Cambridge University Press, 18.07.2002 - 366 Seiten
This study traces the impact of the American Revolution and of the international war it precipitated on the political outlook of each section of Irish society. Morley uses a dazzling array of sources - newspapers, pamphlets, sermons and political songs, including Irish-language documents unknown to other scholars and previously unpublished - to trace the evolving attitudes of the Anglican, Catholic and Presbyterian communities from the beginning of colonial unrest in the early 1760s until the end of hostilities in 1783. He also reassesses the influence of the American revolutionary war on such developments as Catholic relief, the removal of restrictions on Irish trade, and Britain's recognition of Irish legislative independence. Morley sheds light on the nature of Anglo-Irish patriotism and Catholic political consciousness, and reveals the extent to which the polarities of the 1790s had already emerged by the end of the American war.
Was andere dazu sagen - Rezension schreiben
Es wurden keine Rezensionen gefunden.
Andere Ausgaben - Alle anzeigen

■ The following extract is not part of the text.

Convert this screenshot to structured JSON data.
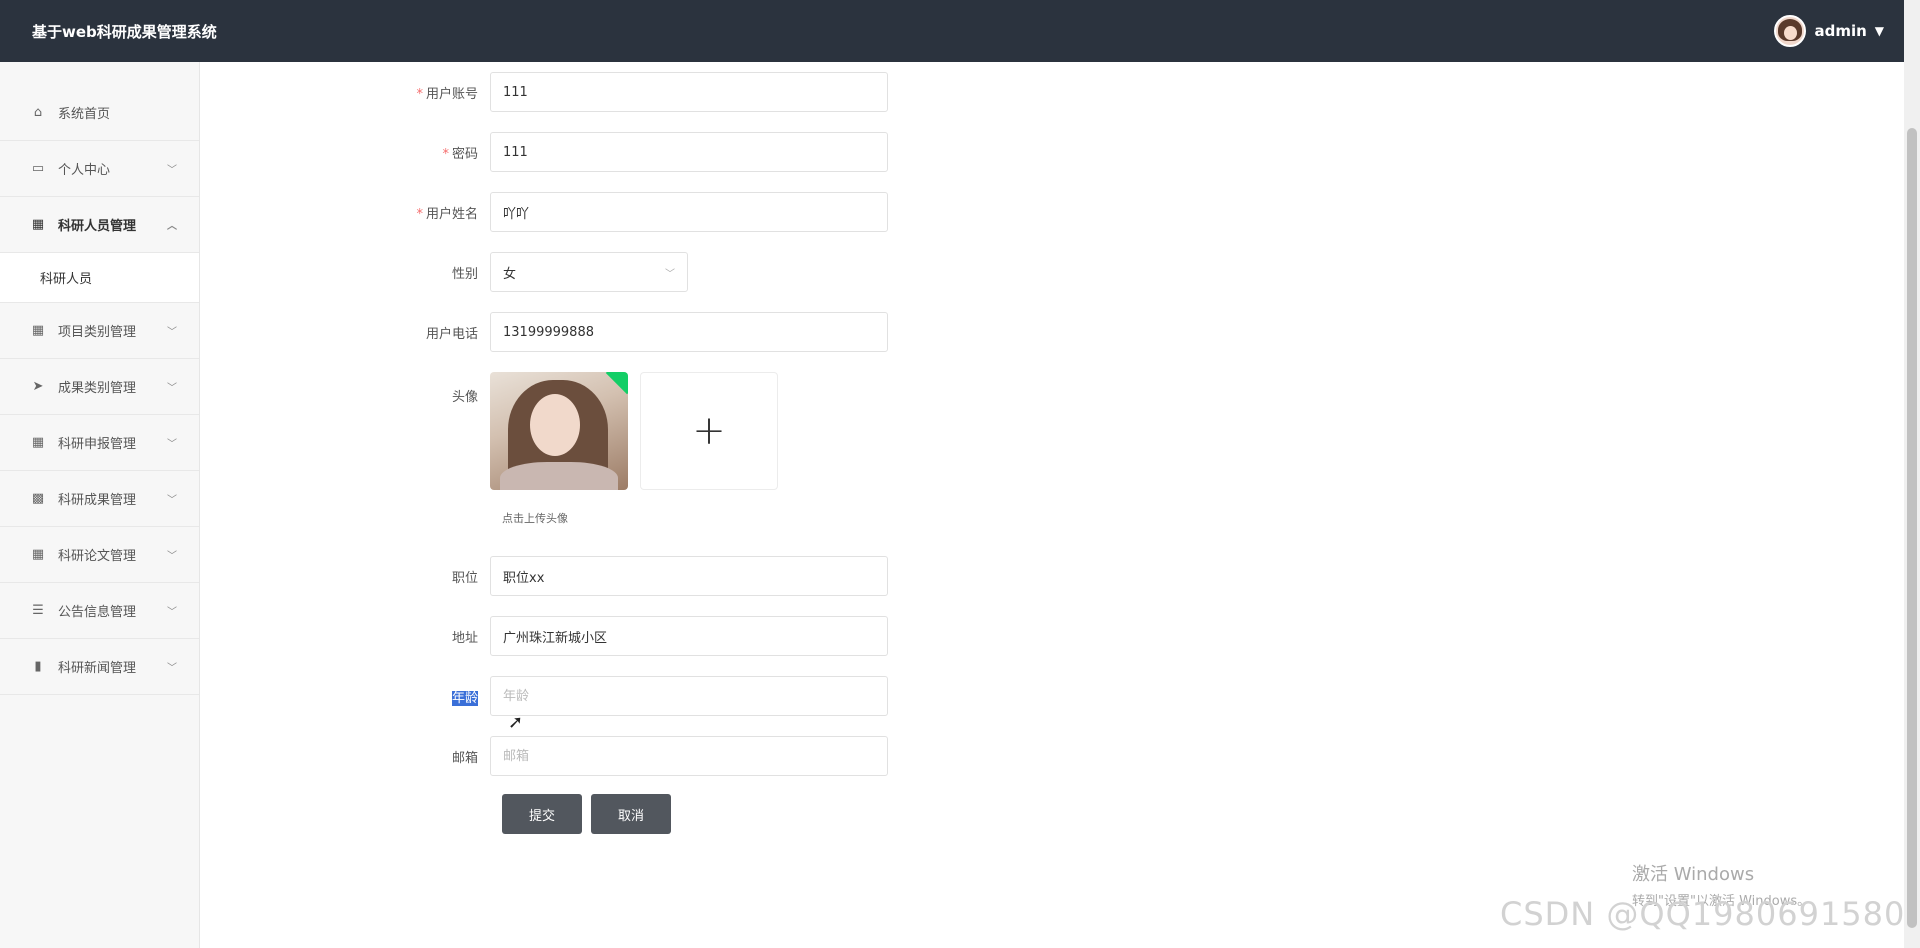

administration adopted American Anglo-Irish appeared argued argument arms army asserted attacks attempt August Belfast bill body Britain British Catholic cause Charles church claimed colonies Commons constitutional continued Cork corps County December Dublin early empire enemies England English equal established event evidence example existing expressed February French Galway George Hibernian House Ibid importance independence interest Ireland Irish issue James January John Journal July June Kilkenny king kingdom late legislative less letter liberty London Lord loyalty majority March measures meeting military months North noted November October officer ofthe opinion opposition pamphlet parliament patriot political political nation popular population Presbyterian present principle privateer proposed Protestant published question raised recruits reference regiments reported represented resolution respectively secretary September soldiers success tion trade Ulster Volunteer